Sunday, 17 August 2008

Wendy Tilby "Strings" (Cordes)

Sunday Classic Animation:
"Strings" (Cordes)
Wendy Tilby

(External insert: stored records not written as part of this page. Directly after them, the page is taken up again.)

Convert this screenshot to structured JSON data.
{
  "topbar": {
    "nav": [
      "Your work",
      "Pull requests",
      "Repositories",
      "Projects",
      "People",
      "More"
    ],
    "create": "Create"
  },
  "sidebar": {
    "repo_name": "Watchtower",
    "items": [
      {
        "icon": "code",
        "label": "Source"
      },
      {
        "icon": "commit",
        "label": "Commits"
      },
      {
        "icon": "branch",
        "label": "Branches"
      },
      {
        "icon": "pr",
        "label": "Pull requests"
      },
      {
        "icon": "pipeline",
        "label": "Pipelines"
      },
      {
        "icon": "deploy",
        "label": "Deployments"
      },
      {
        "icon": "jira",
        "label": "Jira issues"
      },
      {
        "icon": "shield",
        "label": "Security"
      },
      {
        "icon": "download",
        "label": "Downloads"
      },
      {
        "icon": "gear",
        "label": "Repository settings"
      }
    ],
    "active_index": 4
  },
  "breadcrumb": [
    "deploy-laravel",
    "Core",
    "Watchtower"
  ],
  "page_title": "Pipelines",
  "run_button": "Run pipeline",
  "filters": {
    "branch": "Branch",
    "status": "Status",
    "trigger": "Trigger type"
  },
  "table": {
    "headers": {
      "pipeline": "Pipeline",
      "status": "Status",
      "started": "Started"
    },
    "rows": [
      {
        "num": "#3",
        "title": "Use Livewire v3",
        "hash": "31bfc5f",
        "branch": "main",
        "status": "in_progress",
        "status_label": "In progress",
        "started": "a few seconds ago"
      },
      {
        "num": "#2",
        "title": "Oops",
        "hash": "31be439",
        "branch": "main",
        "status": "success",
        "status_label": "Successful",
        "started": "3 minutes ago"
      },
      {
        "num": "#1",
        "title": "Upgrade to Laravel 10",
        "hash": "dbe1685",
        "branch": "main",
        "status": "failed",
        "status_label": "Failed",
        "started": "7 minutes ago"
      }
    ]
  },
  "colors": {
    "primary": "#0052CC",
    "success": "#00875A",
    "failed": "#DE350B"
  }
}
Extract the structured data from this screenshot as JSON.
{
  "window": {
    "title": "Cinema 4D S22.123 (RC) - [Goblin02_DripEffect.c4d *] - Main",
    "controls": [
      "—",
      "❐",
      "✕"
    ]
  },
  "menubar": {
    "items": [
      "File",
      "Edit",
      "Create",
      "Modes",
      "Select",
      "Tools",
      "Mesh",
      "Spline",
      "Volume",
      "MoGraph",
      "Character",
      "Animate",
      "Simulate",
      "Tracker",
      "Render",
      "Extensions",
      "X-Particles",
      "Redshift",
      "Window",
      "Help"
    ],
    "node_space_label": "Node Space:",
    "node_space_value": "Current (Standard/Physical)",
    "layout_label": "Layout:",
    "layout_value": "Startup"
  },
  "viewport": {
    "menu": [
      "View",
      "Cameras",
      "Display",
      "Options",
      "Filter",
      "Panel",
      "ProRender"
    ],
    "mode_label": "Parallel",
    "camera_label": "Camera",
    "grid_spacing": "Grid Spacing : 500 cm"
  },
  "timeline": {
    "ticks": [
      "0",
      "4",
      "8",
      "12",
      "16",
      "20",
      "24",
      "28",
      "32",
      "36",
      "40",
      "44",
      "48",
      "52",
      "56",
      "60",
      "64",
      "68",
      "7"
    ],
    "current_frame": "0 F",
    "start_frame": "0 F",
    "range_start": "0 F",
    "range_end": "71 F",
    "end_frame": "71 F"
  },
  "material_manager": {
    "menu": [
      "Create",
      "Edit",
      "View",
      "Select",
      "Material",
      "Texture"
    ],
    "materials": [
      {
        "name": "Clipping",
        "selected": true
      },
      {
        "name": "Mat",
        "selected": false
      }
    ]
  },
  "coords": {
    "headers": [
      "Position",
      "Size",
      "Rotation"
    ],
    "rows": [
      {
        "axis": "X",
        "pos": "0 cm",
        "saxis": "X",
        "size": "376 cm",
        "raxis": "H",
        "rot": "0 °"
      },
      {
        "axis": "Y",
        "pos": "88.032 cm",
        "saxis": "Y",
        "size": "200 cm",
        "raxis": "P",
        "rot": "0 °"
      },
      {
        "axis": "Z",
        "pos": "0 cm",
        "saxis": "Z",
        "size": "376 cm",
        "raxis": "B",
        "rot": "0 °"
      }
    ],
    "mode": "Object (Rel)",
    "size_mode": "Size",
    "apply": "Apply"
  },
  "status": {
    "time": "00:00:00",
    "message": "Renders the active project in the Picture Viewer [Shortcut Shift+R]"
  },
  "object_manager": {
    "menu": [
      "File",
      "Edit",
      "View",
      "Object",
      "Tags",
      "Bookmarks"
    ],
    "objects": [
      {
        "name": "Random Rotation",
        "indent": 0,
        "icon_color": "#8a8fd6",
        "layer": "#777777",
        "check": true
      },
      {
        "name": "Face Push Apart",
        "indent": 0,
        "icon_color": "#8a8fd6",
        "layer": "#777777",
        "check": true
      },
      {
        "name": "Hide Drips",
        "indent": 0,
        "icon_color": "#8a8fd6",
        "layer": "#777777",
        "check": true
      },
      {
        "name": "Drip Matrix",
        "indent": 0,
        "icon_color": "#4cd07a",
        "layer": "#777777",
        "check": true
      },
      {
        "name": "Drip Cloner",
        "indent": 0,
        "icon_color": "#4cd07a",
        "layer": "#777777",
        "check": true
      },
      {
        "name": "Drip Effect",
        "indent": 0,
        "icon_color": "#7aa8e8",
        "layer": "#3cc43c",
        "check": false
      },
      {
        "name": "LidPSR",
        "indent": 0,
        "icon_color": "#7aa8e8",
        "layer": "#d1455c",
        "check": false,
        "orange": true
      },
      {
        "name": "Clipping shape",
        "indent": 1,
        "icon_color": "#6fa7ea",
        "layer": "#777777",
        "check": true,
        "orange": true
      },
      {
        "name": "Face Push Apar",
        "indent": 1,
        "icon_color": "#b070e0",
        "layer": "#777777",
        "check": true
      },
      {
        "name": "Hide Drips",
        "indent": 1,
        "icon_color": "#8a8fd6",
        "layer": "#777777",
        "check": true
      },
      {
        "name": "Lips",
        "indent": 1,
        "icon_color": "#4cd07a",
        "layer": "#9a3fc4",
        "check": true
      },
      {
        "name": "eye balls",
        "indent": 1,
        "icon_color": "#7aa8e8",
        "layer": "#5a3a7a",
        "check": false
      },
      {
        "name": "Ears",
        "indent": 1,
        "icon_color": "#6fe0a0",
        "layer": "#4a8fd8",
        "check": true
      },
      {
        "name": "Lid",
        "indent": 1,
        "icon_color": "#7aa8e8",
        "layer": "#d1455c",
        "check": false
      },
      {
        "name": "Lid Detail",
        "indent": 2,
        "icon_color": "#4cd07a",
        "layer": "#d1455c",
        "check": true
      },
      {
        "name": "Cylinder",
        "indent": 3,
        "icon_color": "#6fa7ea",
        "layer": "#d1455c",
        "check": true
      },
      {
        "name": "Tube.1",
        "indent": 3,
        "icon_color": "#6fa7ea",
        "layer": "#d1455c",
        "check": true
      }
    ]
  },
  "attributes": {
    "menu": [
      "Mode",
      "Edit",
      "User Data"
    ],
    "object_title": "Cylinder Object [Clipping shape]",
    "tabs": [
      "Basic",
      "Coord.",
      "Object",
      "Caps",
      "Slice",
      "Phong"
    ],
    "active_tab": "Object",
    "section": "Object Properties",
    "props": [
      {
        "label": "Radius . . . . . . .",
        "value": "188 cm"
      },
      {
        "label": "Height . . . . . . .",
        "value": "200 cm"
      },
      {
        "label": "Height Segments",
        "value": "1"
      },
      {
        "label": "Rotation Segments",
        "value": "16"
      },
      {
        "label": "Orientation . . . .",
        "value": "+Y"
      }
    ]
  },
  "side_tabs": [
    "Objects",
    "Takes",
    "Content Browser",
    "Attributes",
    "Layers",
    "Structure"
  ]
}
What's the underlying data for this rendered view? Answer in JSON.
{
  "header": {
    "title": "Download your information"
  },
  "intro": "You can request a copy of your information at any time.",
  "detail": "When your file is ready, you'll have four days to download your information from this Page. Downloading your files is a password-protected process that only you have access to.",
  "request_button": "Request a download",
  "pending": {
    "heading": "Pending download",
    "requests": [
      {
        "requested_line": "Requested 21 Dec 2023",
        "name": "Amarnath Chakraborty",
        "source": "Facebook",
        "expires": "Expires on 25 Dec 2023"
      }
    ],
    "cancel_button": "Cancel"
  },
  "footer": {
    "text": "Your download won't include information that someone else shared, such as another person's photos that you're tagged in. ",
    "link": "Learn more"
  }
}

Strings is the second in my Sunday Classic Animation series; it is also by a Canadian woman, Wendy Tilby. She made it in 1991, her first film for Canada's NFB. It is about strangers whose path crosses but never meaningfully communicate, despite in this scenario living directly above each other. The opening says everything. Together in the escalator they each press their allotted key, the elderly man to the second floor, the woman to the third. No words or glances are exchanged. Inside the woman's apartment is a large scale model of the Titanic and she has a neatly folded package which contains the fourth funnel. Whilst she glues the piece and sets up the new rigging she runs the bath. Downstairs the man's guests emerge from a cab. He is to host a get-together for his string quartet. He prepares a meal of five fish set out beside each other. Upstairs the lady has two goldfish. Downstairs the man's cat looks at the fish as its master lets in his guests. A drop of water, the first of quite a trickle, drops onto the fish. She luxuriates amongst the suds, he plays below until the water from above requires his attention. Together at last, still no words are spoken as he carries out repairs. It is a movie exploring separate lives that cross but remain separate, private. Apart from the sound of the musicians, there is no dialogue, only the sound effects of feet on stairs, the squirting of glue, dripping tap, taxi. Humour in its understated way abounds. A toe is dipped into the water, water is dripped down the lamp cord, the lady retains her modesty when interrupted from her bathtub. All the time the visual aspects appeal. One has close-ups of the faces, an almost imperceptible raise of the eyebrow, gentle disrobing, collapsing chandelier. Wendy's technique is to use watercolour mixed with gliscerine on glass, constantly reworking the material, advancing the animation in a fluid motion that, however time-consuming to produce, is sumptuous in its final effect. Add to this an astonishing eyes for detail, often bizarre. Take the fish on the plate. Part of the fun is seeing their fate. And will the cat get one? (It doesn't.) And the solitary cuff link left in the lady's room. What is to be its fate? And why the shoe? Such a clever title too: the parallel cables connecting the lift, the strings of the rigging, the cable of the chandelier, the strings that bind together the characters in this classy mix - bind together but remaining parallel.
Biography: Strings was nominated for an Academy Award. It was Wendy's second major film, her first Table of Contents has also been featured here and possesses a not dissimilar theme. Wendy graduated from the University of Victoria before attending the Emily Carr Institute of Art. She has taught at Concordia University in Montreal and more recently at Harvard University. Her When the Day Breaks (also featured here) with Amanda Forbis was also Oscar nominated in 1999. I should also point to her quite wonderful work for United Airlines that I covered in the Animation Blog last year.